It was only later that I realized how blessed we were to get a clear day. The very next day was completely foggy and Pilgrims reported they saw nothing but mist. Between discussing the importance of communication in relationships and pondering exactly how does the Holy Spirit work, we marveled at the beauty of the Pyrenees. Horses wandered the hills. Statues of the Virgin Mary appeared out of nowhere. Sheep dotted the hillside.
“I lift up my eyes to the mountains—where does my help come from?” asks the Psalmist. “My help comes from the Lord, the Maker of heaven and earth.”
And sometimes that help comes in the form of a chubby graduate student who is not afraid to plunge into deep conversation or suggest a proper rest.
We walked into our destination Roncevalles together. We mingled with other pilgrims and I overheard Moritz saying about our climb, “I have to say I would not have made it without her.”

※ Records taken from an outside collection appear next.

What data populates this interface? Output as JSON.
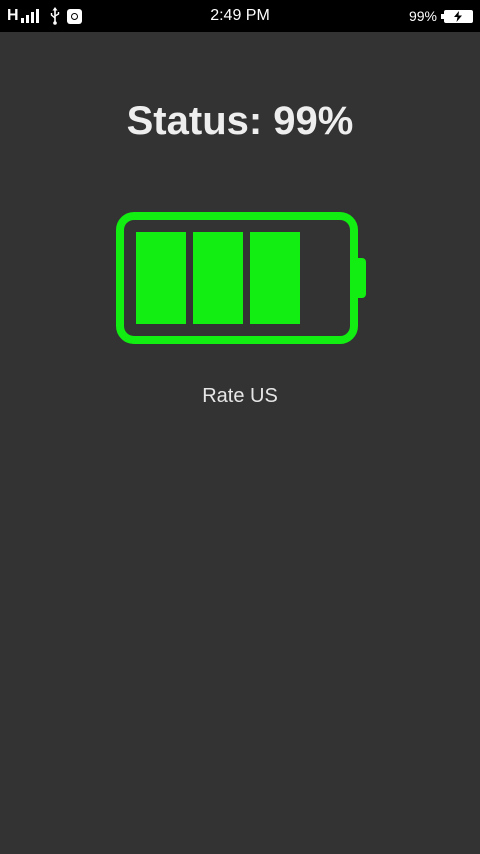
{
  "status_bar": {
    "network_type": "H",
    "time": "2:49 PM",
    "battery_percent": "99%",
    "icons": [
      "signal-strength-icon",
      "usb-icon",
      "notification-icon",
      "battery-charging-icon"
    ]
  },
  "main": {
    "title": "Status: 99%",
    "battery_level": 0.99,
    "filled_cells": 3,
    "rate_label": "Rate US"
  },
  "colors": {
    "background": "#333333",
    "status_bar": "#000000",
    "battery_green": "#12ee12",
    "text": "#eeeeee"
  }
}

What? I would not have made it without him!
It turned out that he was struggling as well. He was out of shape, didn’t train and well—a little “shobby.” I had trained (yes, over trained) but was injured. We were the perfect pair.
I kept that taxi card and have it on my bathroom mirror. It reminds me that sometimes we need something like training wheels to get us started but at some point we need to commit. It also reminds me of how even if we have a just a tiny spark but are open, Spirit will provide what we need to make that spark a flame.
* Those Merino wool t-shirts? You really can sweat in them for days without any body odor. You do smell like a sheep but no human B.O.